Programming the web in San Francisco


The following pages contain some of the Python programs I've written for solving "bread-and-butter" (standard) problems in Computer Science. I originally wrote these programs for 2 classes I took from Stanford On-Line: "Design and Analysis of Algorithms: Parts 1 and 2".

The Python code listings contain optional print statements used in testing the code. These programs are designed for instructive purposes, and could be made more efficient if they were intended for applications in production.
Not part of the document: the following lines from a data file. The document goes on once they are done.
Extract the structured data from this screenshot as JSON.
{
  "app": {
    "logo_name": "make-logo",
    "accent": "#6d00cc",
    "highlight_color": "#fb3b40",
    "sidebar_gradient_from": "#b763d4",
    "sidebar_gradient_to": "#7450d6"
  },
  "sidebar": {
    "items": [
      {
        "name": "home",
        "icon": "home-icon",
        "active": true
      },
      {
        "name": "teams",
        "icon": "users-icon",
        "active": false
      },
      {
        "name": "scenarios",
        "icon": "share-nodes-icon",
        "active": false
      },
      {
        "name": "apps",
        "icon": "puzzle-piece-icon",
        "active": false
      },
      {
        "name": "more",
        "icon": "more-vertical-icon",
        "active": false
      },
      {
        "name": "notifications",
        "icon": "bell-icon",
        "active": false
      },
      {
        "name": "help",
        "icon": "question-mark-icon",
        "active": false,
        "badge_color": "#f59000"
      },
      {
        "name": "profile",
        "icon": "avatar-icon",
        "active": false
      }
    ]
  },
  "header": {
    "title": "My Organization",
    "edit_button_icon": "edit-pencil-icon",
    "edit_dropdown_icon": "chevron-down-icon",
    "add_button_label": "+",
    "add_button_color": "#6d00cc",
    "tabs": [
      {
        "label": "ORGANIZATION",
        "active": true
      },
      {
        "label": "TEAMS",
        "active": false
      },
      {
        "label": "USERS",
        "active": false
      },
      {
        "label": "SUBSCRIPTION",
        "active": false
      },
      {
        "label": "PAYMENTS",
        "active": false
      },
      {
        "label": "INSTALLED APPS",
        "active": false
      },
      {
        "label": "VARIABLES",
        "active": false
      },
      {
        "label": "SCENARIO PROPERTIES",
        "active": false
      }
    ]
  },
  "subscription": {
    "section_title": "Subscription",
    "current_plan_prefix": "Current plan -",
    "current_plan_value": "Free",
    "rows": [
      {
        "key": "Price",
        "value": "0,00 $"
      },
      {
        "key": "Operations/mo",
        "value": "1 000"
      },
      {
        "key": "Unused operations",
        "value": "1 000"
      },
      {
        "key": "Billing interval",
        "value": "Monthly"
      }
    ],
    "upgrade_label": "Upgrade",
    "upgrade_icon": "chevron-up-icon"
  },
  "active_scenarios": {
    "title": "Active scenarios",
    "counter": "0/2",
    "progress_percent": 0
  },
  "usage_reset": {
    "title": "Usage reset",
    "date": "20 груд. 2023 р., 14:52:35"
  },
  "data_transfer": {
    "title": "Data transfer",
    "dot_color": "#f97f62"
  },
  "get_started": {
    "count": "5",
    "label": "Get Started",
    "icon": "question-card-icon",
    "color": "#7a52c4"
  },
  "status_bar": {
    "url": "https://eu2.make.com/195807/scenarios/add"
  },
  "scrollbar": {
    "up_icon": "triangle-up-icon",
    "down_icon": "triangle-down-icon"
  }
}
As Tony Hoare, the "inventor" of the QuickSort algorithm famously stated: "Premature optimization is the root of all evil."

Most of the algorithms listed below are illustrated with graphical animations displaying their action. In The Art of Computer Programming, Donald Knuth emphasised: "An Algorithm must be seen to be believed." I hope these animations provide some entertainment to this often difficult subject of Algorithms.

These animation programs run in the browser, and so they are written in JavaScript, where the primitive graphical (HTML5 Canvas) operations are performed by the Kinetic.js library. On top of this library, I wrote my own asynchronous framework which defines custom animation objects and property objects similar to CSS3 KeyFrames. These objects are executed by a custom set of parent and child queues of Promises, which I wrote on top of the "When.js" Promise library. Developing these animation programs was far more difficult that the Python code presented, and will be subject of future articles in the JavaScript section of this web site.

Table of Contents

Most of the following entries are planned articles. Only the clickable links have been written at this time.

Heaps and Priority Queues

Undirected Graph Algorithms

Directed Graph Algorithms

  • Directed Graph Class
  • Cycle Detection
  • Topological Sort
  • Shortest Path (Dijkstra's Algorithm)
  • Strongly Connected Components

Search Trees

  • Binary Search Trees
  • Red-Black Trees

Hash Tables

  • Universal Hashing Functions
  • Separate Chaining Hash Tables
  • Double Hashing Probing Hash Tables
  • Case Study: Horner's Method vs. Optimized Hashing